It is only fitting that the next business day following a headline that "Global Futures Slide China Tumbles On Short Selling Boost" we would see China, in an apparent panic, not only cut its RRR by 100 bps to 18.5% - far more than expected and the most since 2008 - but, more importantly, hinted that the Friday regulatory decision to encourage short sales and tighter margin rules on "umbrella trusts" was in no way meant to pop that the Chinese stock bubble, ridiculous as it may be. End result: after Chinese futures crashed by up to 6% on Friday after the Shanghai close, overnight the SHCOMP was down just 1.64%, erasing the bulk of the futures loss. More importantly, US equity futures have seen a strong bid this morning in yet another attempt to defend not only the Apple Sachs Industrial Average from going red on the year but the all important 100 DMA technical levels.

Key Global Events In The Coming Week

While today's macro calendar is empty with no central bank speakers or economic news (just the monthly budget (deficit) statement this afternoon), it’s a fairly busy calendar for us to look forward to this week as earnings season kicks up a gear in the US as mentioned while Greece headlines and the G20 finance ministers meeting on Thursday mark the non-data related highlights.

Truth - The Cure For Cognitive Dissonance

“In a time of deceit telling the truth is a revolutionary act.” ? George Orwell

“You shall know the truth and the truth shall make you mad.” ? Aldous Huxley

What European Policymakers Really Care About (In 1 Simple Chart)

When it comes down to it, all that matters is 'the market'. With European consumer confidence at its highest since 2007, and European unemployment barely off record highs, there is only one thing that European policymakers really care about... and it's not 'the people'.

Meet The New Recession Cycle - It's Triggered By Bursting Bubbles, Not Surging Inflation

Today’s clueless Keynesian central bankers essentially believe that they can keep the pedal-to-the-metal until a 1970’s style inflationary spiral arises. But none is coming because  the worldwide central bank money printing spree of the last two decades has generated massive excessive capacity and malinvestment all around the planet. What is coming, therefore, is not their father’s inflationary spiral, but an unprecedented and epochal global deflation. So the central banks just keep printing, thereby inflating the asset bubbles world-wide. What ultimately stops today’s new style central bank credit cycle, therefore, is bursting financial bubbles. That has already happened twice this century. A third proof of the case looks to be just around the corner.

 

Goldman Confirms Global Economy Enters 4th Month Of Contraction

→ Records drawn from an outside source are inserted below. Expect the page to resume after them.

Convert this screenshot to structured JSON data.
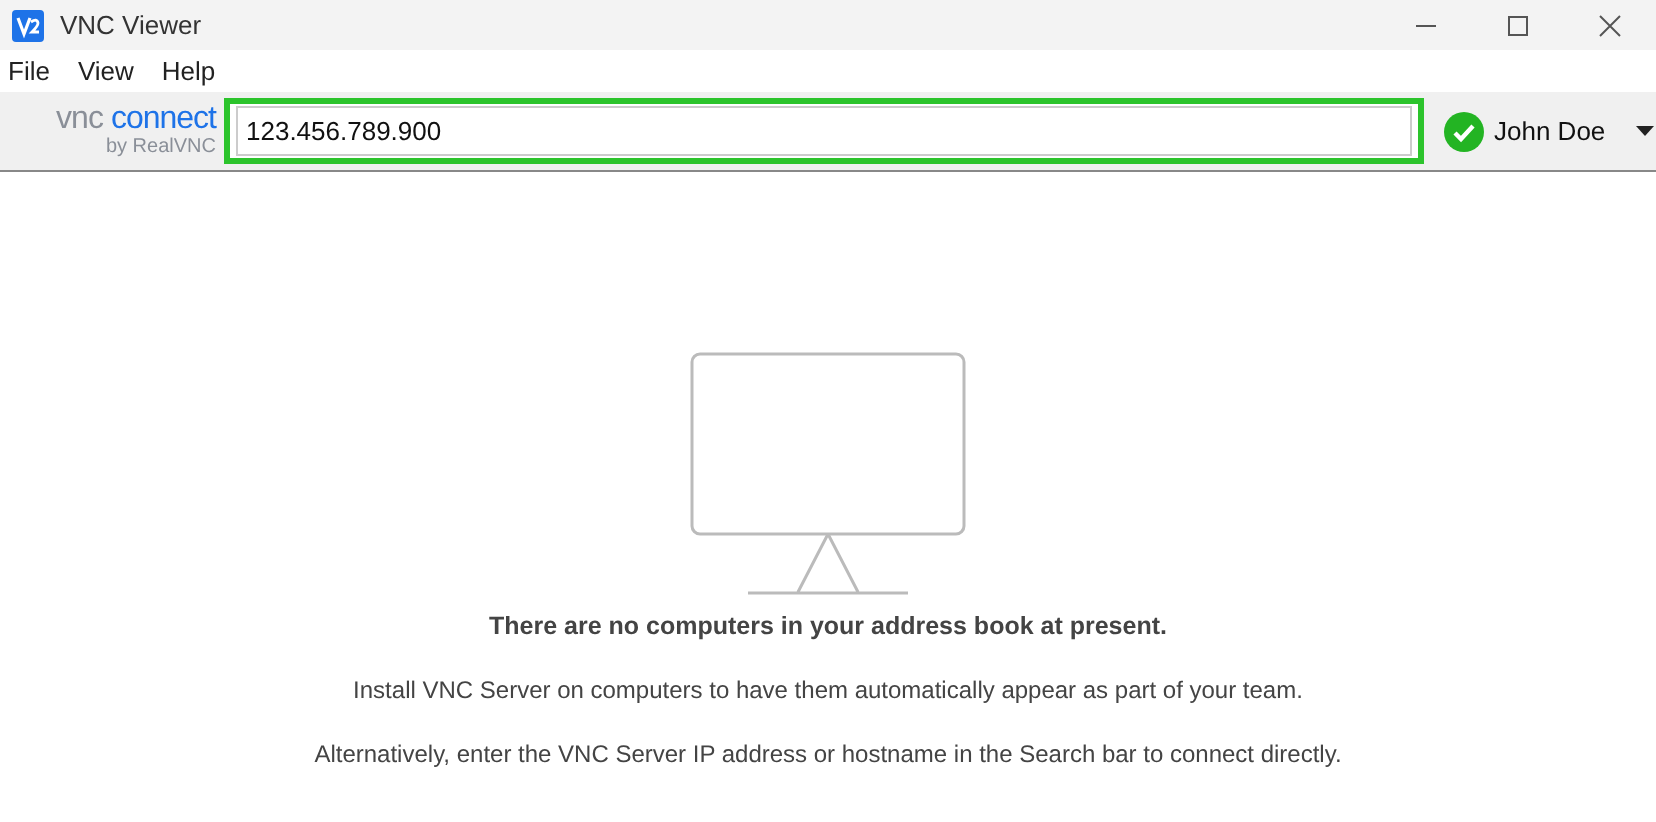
{
  "window": {
    "title": "VNC Viewer"
  },
  "menu": [
    "File",
    "View",
    "Help"
  ],
  "logo": {
    "brand_a": "vnc",
    "brand_b": "connect",
    "byline": "by RealVNC"
  },
  "search": {
    "value": "123.456.789.900",
    "focused": true
  },
  "account": {
    "name": "John Doe",
    "signed_in": true
  },
  "empty_state": {
    "heading": "There are no computers in your address book at present.",
    "lines": [
      "Install VNC Server on computers to have them automatically appear as part of your team.",
      "Alternatively, enter the VNC Server IP address or hostname in the Search bar to connect directly."
    ]
  }
}
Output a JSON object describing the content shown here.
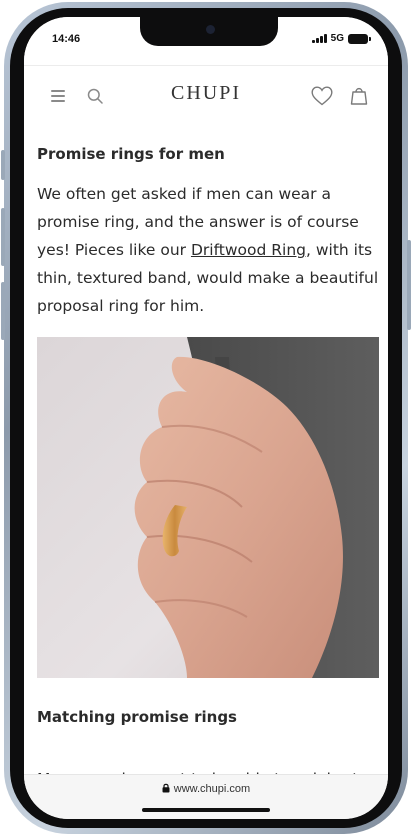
{
  "status_bar": {
    "time": "14:46",
    "network": "5G"
  },
  "header": {
    "logo": "CHUPI"
  },
  "article": {
    "section1": {
      "heading": "Promise rings for men",
      "text_before_link": "We often get asked if men can wear a promise ring, and the answer is of course yes! Pieces like our ",
      "link_text": "Driftwood Ring",
      "text_after_link": ", with its thin, textured band, would make a beautiful proposal ring for him."
    },
    "section2": {
      "heading": "Matching promise rings",
      "text": "Many couples want to be able to celebrate"
    }
  },
  "browser": {
    "url": "www.chupi.com"
  }
}
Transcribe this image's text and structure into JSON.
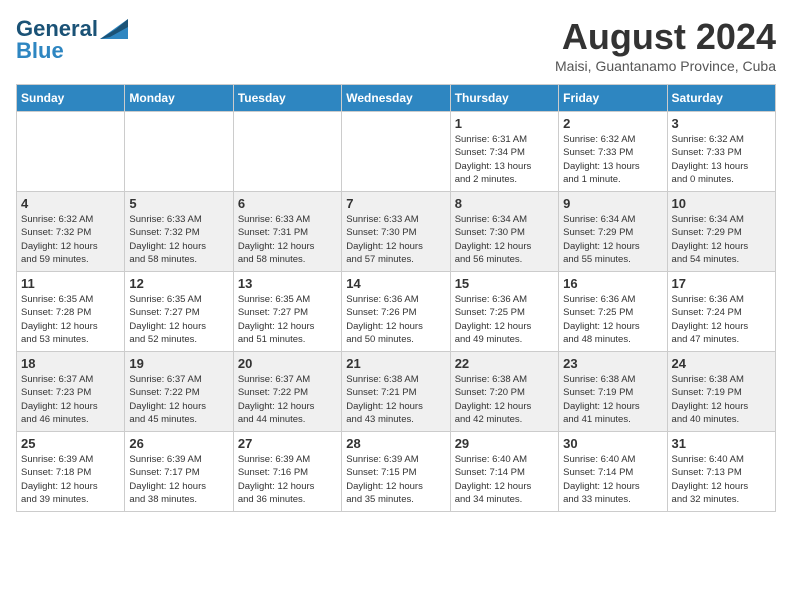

While global equity markets hover near record-er highs, global GDP growth expectations have erased their February dead cat bounce hopes and tumbled back towards cycle lows. This is all confirmed by the latest data from Goldman Sachs whose Global Leading Indicator remains mired in "contraction" for the 4th month in a row...

Whiplash Session Sees Furious Buying Of Futures To Defend 50-DMA As New Quarter Begins

It has been another whiplash, rollercoaster, illiquid session which saw US equity futures tumble early overnight driven by a bout of USDJPY and Nikkei selling, only to regain all losses as European, and BIS, traders walked in, and promptly BTFD. In fact at last check, it was as if all the fireworks that took place just a few short hours ago and sent the ES as low as 2037, and below what has become the key support level, the 50-DMA never happened.

Consumer Confidence Surges Higher As 'Hope' Trumps Reality

Following February's drop from 'recovery' cycle highs (which has now been erased by previous revisions! why are confidence measures seasonally-adjusted anyway?), despite surging gas prices, terrible economic data, and dismal weather, March consumer confidence explodes higher. Printing 101.3, massively beating expectations of 96.4, this is just shy of the cycle highs in January. Of course, it's all hope... the present situation index actually dropped notably from 112.1 to 109.1 as future expectations surged from 90.0 to 96.0, but fewer people plan to buy homes or major applicances in the next 6 months.